He says the alleged illegal hunters have killed about
16 buffalo, 150 sable, 100 eland, 100 wildebeest and 30 zebra on his farm.
Van der Bergh says they even killed the crocodiles in the river.
do not get help I will be confronting the hunters anyway. I am alone. I will
be armed and I have a feeling that there will be a shootout ... Maybe this
will stop these bastards. I will take matters into my own hands.”
the illegal hunters are caught, political connections ensure that they are
not held for long, Zietsman says.
Eight South African hunters recently
returned to South Africa after alleged illegal hunting activities. They were
arrested last month, but charges were dropped after they produced hunting
permits from the local authorities.
Farmers in the area suspect that in
June the South African hunters shot a rhinoceros in the Bubiana conservancy
in southern Zimbabwe. Zimbabwean police are still pursuing the South
Africans’ alleged involvement.
Zietsman says the hunt took place under
the authority of the local rural district council, which is mainly run by the
new settlers. The men were only released after a senior Zimbabwean
politician, who recently acquired a farm in the same district, intervened, he
says. “He applied pressure on the investigating police officers to release
the men and drop the charges laid.”
Johan Brummer, one of the detained
group, denied that they had engaged in illegal hunting. “We had perfectly
lawful permits,” he told the media shortly after returning to South Africa.
“We did not do anything illegal.”
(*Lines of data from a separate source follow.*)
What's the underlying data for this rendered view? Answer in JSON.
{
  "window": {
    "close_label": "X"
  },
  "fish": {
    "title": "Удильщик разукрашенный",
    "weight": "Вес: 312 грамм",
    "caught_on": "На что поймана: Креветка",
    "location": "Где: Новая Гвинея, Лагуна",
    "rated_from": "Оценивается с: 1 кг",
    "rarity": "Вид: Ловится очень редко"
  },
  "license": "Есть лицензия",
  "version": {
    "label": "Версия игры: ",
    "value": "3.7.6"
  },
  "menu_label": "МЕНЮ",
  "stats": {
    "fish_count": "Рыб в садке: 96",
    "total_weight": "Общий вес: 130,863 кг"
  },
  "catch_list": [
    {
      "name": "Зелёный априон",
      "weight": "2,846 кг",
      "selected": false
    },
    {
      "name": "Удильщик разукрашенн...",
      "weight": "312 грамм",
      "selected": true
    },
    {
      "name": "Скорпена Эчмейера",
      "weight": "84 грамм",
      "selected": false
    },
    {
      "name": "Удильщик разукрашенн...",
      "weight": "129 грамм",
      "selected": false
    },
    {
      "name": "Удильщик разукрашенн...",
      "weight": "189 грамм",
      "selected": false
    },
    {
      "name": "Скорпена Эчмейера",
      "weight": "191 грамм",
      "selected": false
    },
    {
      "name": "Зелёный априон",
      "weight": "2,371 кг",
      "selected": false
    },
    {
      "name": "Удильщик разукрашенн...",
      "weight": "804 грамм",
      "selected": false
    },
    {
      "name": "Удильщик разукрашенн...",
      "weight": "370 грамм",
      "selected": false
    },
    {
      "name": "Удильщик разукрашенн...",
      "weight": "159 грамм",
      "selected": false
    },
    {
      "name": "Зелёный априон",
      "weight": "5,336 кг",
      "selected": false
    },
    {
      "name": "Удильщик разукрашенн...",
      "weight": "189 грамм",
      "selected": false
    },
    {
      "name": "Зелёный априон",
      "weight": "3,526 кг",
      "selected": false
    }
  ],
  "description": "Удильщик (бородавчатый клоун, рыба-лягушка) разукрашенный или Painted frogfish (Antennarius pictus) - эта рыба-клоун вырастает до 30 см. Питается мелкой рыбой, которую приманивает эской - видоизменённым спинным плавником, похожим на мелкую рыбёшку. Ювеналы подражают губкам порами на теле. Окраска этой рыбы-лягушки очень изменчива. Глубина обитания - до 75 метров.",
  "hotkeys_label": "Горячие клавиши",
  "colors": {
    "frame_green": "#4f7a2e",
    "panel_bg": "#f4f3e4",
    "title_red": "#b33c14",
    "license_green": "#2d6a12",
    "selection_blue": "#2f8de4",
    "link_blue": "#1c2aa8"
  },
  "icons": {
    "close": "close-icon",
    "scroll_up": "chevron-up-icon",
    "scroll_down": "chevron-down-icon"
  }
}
He said the group was released after
the police confirmed their permits were legitimate. “They also confirmed that
no quotas were exceeded.”